Image Credit: INSTA/ agustd

During a recent stage performance South Korean rapper, producer, and songwriter, Suga, from the K-pop boy band BTS mentioned how fans helped him stay happy.

Suga is currently on a world tour promoting his latest album D-Day.

The 30-year-old singer, who has previously spoken about his mental health battles with depression, said that seeing his fans in the audience motivated him.

“When I was on stage, I saw everyone’s faces, and they made me very happy. It made me realise that’s the reason I’m alive,” Suga said.

In May 2016, Suga opened up about how he talks about his depression and struggles in his lyrics, in a Rolling Stone digital cover story.

The cover story highlighted how Suga’s confessional lyricism comes from a deep and, at times, dark place. When he released his debut mixtape Agust D (another stage name he uses when he produces music away from BTS) in 2016, Suga veered off the spotlight, temporarily detaching himself from his K-pop idol status, and addressed the grim reality of his depression. He also sought out psychiatric treatment for it, according to the report.

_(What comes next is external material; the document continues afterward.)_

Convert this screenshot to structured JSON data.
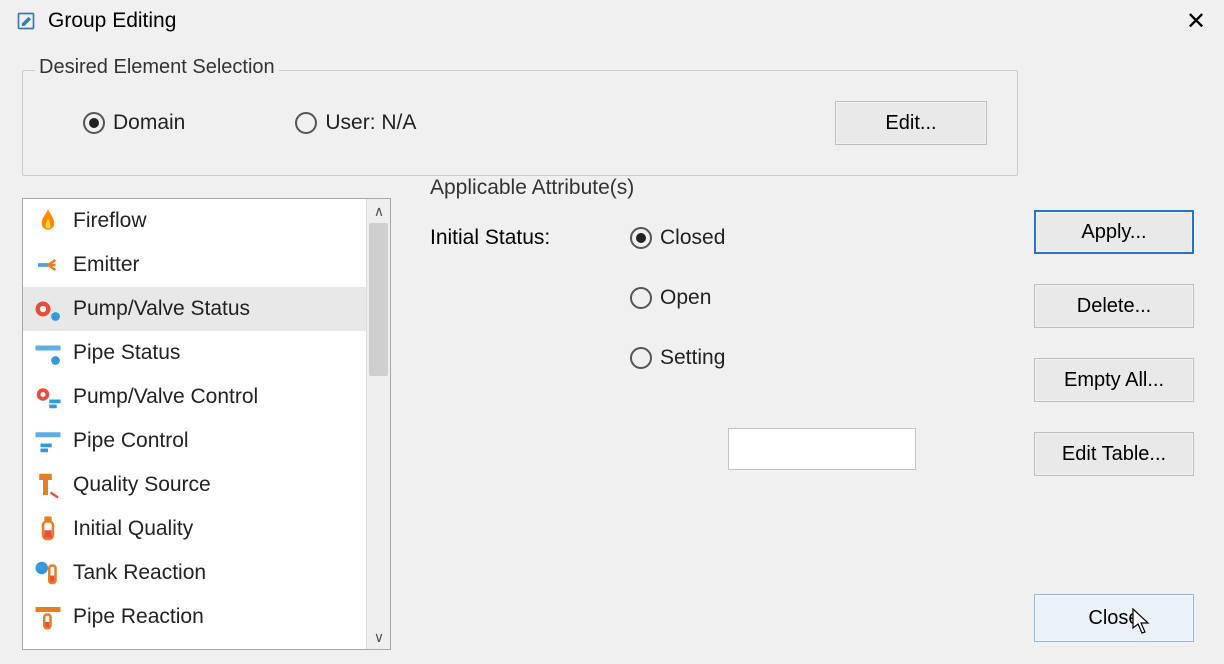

But, BTS fans (called Army) stuck with him through his journey and encouraged him to return.

“I’m comfortable now and feeling good, but those sort of negative emotions come and go. So it’s almost like cold weather. It may come back in a cycle over a year, a year and a half,” he said.

“But when I hear people say that when they listen to my music and feel comfort and are consoled by those lyrics that express these emotions that makes me feel very good. It’s very encouraging. I think, for anybody, these emotions are not something that needs to be hidden. They need to be discussed and expressed. Whatever emotions that I may be feeling, I’m always ready to express them now, as I was before.

“My parents didn’t understand rap. They are a generation apart from me, and they never listened to rap; it wasn’t part of the music that they listened to. So it’s only natural they were against what I was doing,” Suga explained to Rolling Stone.

“And, of course, being a musician is a very unstable profession as well. So I can understand perfectly why my parents were against what I was doing. But, I think that motivated me or helped me work harder because there was something that I now had to prove. I had to show my parents it was possible. So it drove and motivated me to work even harder.”

BTS fans took to social media to say that they will always stand by the singer.

Instagrammer @leolet posted: "Yoongi, remember that your Armys will forever be by your side. Stay strong."

Others mentioned how they could relate to Suga's music.

Twitter user @Michele57810197 posted: "I’m 59 and have a son Suga’s age. My son has anxiety and depression too, but, writes beautiful poems & teaches high school history. As a teen in the 80s, I loved all music. BTS brings me back to that deep love of music again."